Your objective: Leave the pictures out and print, word for word, the lines below from the one with "Output a JSON" through the final line.

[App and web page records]
- - -
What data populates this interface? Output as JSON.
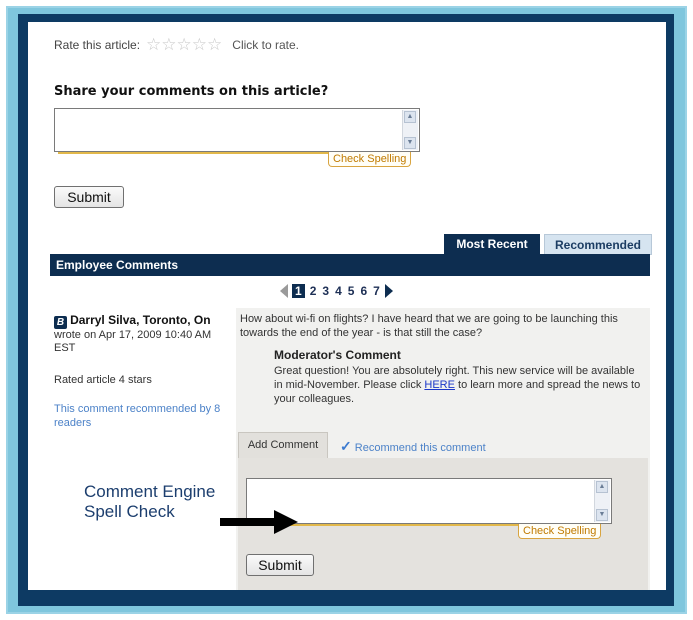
{
  "rating": {
    "label": "Rate this article:",
    "click_to_rate": "Click to rate.",
    "stars": 5
  },
  "share": {
    "title": "Share your comments on this article?",
    "spell_check_label": "Check Spelling",
    "submit_label": "Submit"
  },
  "tabs": [
    {
      "label": "Most Recent",
      "active": true
    },
    {
      "label": "Recommended",
      "active": false
    }
  ],
  "employee_comments": {
    "header": "Employee Comments"
  },
  "pager": {
    "pages": [
      "1",
      "2",
      "3",
      "4",
      "5",
      "6",
      "7"
    ],
    "current": "1"
  },
  "comment": {
    "author_badge": "B",
    "author_name": "Darryl Silva, Toronto, On",
    "wrote_on": "wrote on Apr 17, 2009 10:40 AM EST",
    "rated": "Rated article 4 stars",
    "recommended": "This comment recommended by 8 readers",
    "text": "How about wi-fi on flights? I have heard that we are going to be launching this towards the end of the year - is that still the case?",
    "moderator_title": "Moderator's Comment",
    "moderator_text_before": "Great question! You are absolutely right.  This new service will be available in mid-November.  Please click ",
    "moderator_link": "HERE",
    "moderator_text_after": " to learn more and spread the news to your colleagues."
  },
  "reply": {
    "add_comment_tab": "Add Comment",
    "recommend_link": "Recommend this comment",
    "spell_check_label": "Check Spelling",
    "submit_label": "Submit"
  },
  "annotation": {
    "line1": "Comment Engine",
    "line2": "Spell Check"
  },
  "colors": {
    "navy": "#0d2d50",
    "frame_blue": "#7fc6dd",
    "link_blue": "#4c82c8",
    "spell_gold": "#e2b84a"
  }
}
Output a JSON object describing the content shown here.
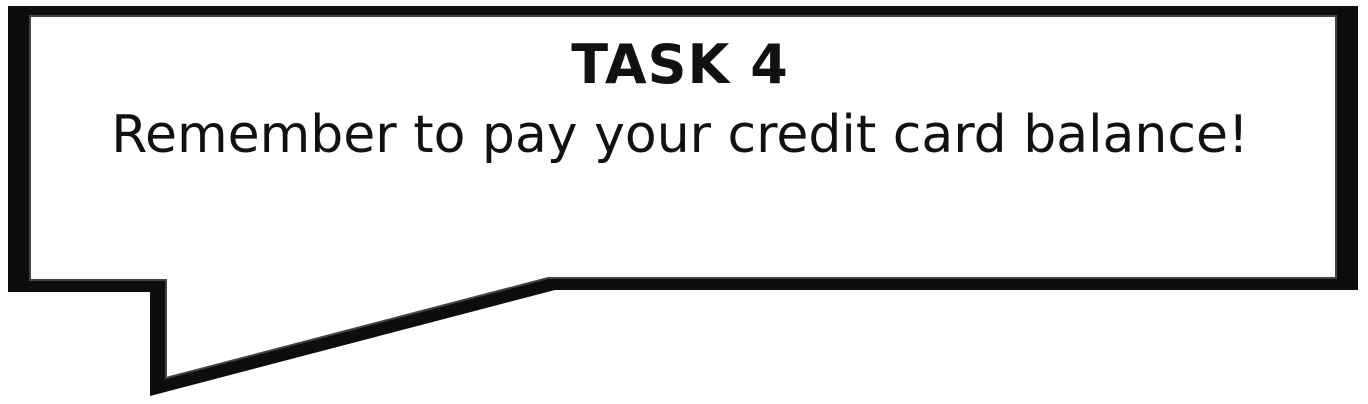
{
  "callout": {
    "title": "TASK 4",
    "message": "Remember to pay your credit card balance!"
  },
  "colors": {
    "border": "#0d0d0d",
    "fill": "#ffffff",
    "text": "#111111"
  }
}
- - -
Result of this exercise:
Output a JSON object describing the content shown here.
{
  "callout": {
    "title": "TASK 4",
    "message": "Remember to pay your credit card balance!"
  },
  "colors": {
    "border": "#0d0d0d",
    "fill": "#ffffff",
    "text": "#111111"
  }
}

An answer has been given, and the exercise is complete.